**Exercise input:**
————————

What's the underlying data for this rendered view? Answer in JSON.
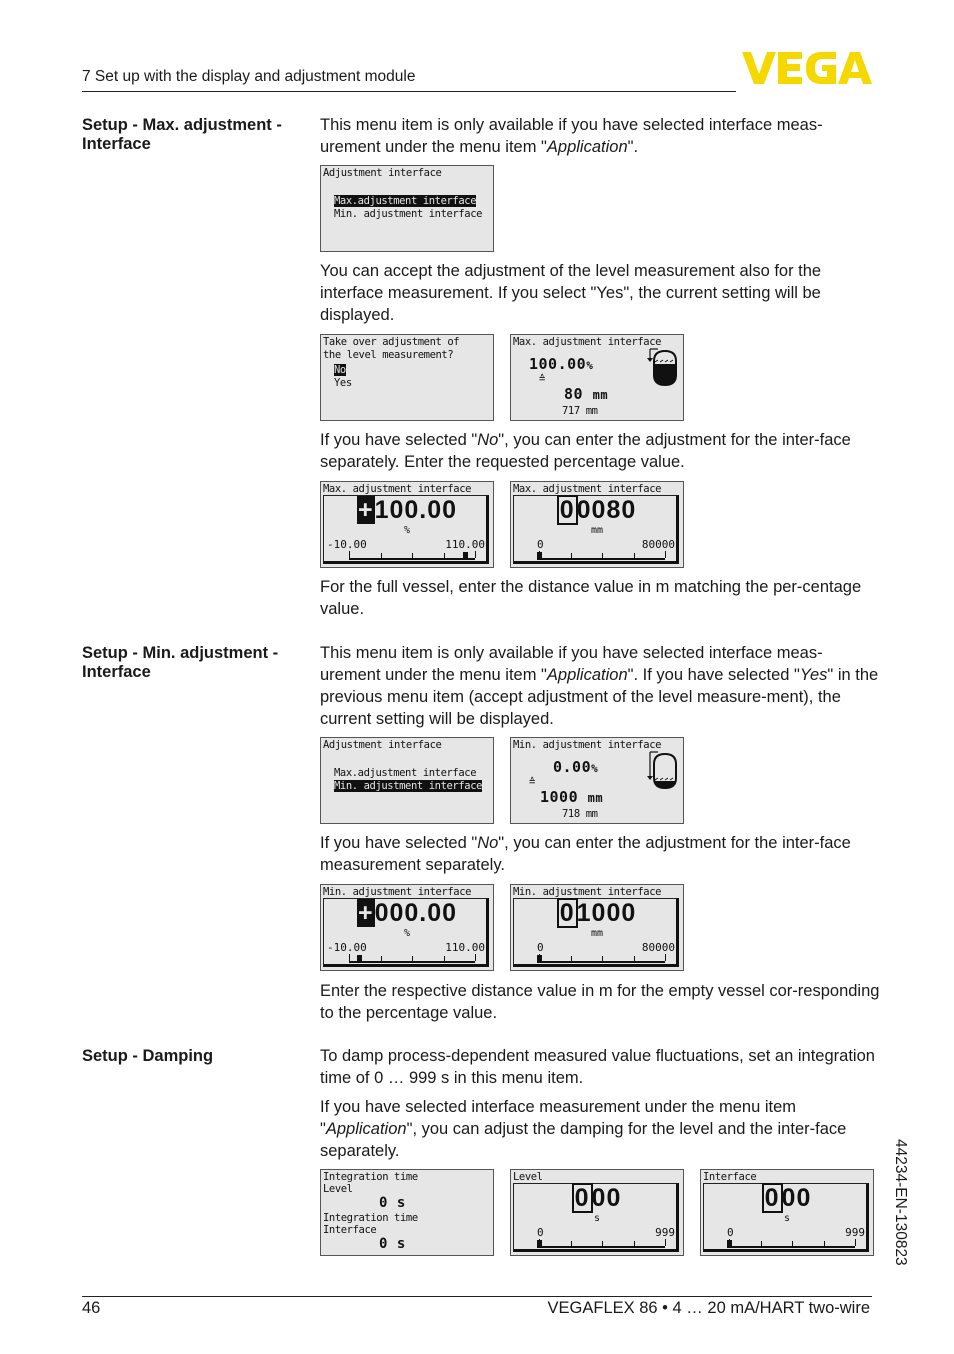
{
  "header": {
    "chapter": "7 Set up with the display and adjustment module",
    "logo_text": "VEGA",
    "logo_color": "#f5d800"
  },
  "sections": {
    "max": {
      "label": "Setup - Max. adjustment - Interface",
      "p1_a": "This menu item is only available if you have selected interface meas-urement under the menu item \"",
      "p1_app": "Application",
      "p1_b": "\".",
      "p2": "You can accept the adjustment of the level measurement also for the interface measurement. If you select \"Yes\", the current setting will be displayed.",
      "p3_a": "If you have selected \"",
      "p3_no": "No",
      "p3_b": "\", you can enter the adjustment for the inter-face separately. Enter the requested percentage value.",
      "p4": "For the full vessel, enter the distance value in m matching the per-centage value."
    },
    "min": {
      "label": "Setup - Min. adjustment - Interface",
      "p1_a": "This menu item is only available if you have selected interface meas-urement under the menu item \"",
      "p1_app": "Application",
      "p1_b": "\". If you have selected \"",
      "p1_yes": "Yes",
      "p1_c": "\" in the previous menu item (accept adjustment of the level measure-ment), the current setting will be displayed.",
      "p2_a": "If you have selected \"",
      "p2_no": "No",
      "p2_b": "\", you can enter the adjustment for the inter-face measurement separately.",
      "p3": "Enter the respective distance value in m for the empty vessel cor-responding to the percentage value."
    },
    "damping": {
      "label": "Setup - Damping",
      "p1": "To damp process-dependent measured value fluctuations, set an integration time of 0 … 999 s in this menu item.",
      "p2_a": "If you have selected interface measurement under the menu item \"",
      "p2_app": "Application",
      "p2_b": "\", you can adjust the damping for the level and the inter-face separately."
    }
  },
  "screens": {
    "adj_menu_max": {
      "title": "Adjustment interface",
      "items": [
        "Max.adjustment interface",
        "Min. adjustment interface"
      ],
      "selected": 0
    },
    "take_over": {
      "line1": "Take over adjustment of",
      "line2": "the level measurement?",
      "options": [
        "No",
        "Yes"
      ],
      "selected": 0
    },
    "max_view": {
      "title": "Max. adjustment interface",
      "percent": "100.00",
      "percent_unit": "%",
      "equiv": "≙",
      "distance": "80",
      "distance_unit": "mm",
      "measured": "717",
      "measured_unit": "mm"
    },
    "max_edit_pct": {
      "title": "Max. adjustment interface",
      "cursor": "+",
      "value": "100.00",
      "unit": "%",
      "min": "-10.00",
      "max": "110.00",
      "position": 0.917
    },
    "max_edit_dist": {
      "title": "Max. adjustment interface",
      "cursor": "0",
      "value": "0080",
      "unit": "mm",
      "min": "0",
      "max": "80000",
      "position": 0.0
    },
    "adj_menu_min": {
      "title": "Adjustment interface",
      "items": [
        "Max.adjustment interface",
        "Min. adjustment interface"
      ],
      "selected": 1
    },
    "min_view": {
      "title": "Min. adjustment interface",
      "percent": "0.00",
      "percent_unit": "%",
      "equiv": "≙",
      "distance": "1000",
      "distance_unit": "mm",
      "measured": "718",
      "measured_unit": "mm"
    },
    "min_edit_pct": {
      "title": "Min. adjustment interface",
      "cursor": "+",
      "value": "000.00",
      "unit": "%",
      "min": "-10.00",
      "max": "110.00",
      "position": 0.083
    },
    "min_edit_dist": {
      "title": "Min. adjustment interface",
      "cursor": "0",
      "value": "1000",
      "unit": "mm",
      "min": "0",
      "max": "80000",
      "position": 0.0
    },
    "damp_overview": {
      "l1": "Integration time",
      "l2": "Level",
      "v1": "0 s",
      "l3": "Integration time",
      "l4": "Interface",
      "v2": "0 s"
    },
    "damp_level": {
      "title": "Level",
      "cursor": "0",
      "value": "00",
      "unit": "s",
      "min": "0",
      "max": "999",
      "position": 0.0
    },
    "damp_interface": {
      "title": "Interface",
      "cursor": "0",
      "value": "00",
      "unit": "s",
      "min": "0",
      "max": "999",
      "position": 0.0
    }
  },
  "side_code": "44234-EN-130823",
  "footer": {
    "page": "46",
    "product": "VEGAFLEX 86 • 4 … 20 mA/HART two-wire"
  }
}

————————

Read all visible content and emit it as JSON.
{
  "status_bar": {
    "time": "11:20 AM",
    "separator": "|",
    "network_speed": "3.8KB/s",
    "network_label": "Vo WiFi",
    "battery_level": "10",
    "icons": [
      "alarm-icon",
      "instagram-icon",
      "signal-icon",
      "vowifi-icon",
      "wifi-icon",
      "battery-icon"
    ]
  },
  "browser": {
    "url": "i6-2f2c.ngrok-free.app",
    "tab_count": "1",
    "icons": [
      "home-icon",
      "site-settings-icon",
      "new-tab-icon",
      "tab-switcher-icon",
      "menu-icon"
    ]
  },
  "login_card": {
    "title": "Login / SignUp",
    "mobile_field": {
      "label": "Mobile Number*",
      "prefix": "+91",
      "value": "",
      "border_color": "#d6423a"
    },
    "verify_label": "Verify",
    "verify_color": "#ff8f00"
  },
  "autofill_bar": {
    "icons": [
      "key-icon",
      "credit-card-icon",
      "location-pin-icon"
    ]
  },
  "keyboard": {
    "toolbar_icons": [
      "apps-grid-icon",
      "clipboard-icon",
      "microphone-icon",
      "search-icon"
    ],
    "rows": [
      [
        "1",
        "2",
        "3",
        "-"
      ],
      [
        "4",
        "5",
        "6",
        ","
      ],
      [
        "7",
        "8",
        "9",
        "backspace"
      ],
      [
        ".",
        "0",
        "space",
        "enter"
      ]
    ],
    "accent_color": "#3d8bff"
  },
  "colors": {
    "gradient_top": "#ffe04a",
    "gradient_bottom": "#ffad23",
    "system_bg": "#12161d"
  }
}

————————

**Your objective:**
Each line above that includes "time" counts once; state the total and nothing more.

**Response to this exercise:**
4